* **WHAT TO WORK ON**
Find every line of the records that has "true" and return it.

BEGIN STORED DATA

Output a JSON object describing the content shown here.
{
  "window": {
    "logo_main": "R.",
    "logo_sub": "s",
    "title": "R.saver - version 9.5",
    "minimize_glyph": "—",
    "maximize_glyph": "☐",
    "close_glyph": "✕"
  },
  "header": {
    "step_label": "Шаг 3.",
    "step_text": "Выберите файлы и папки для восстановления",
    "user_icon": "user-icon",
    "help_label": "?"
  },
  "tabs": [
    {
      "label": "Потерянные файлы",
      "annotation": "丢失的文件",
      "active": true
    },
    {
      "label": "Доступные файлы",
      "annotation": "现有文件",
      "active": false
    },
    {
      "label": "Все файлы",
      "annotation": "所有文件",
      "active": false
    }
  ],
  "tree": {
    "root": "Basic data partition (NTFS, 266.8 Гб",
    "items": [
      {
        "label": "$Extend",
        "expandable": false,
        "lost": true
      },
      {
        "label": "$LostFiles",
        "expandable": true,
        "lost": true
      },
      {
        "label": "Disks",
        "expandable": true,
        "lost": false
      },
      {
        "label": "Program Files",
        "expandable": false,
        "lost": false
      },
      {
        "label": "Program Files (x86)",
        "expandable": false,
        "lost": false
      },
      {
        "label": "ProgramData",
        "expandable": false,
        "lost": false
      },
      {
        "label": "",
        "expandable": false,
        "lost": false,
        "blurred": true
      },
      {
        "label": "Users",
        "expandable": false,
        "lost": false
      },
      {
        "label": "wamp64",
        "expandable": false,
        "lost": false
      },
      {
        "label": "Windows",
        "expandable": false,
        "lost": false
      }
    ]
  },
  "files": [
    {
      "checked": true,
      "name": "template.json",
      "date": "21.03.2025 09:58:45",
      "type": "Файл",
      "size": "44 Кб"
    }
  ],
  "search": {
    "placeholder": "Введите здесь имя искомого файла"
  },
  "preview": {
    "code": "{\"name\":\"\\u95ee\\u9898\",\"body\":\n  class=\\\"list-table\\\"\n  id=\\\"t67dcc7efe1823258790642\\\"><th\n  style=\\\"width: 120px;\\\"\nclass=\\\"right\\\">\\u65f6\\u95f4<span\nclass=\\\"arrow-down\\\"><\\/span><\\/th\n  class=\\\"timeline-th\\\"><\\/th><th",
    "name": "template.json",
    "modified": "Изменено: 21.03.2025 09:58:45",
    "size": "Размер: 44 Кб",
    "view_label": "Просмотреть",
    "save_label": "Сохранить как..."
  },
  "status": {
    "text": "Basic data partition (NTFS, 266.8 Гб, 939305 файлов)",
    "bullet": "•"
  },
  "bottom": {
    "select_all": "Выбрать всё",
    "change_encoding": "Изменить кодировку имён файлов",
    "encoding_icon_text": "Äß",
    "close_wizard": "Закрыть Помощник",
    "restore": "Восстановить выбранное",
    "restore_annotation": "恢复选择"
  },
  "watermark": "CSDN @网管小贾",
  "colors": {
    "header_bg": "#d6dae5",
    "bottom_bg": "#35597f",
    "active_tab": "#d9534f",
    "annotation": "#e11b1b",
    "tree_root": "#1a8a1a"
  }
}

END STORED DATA

* **RESPONSE FOR THIS EXERCISE**
      "active": true
        "lost": true
        "expandable": true,
        "lost": true
        "expandable": true,
        "blurred": true
      "checked": true,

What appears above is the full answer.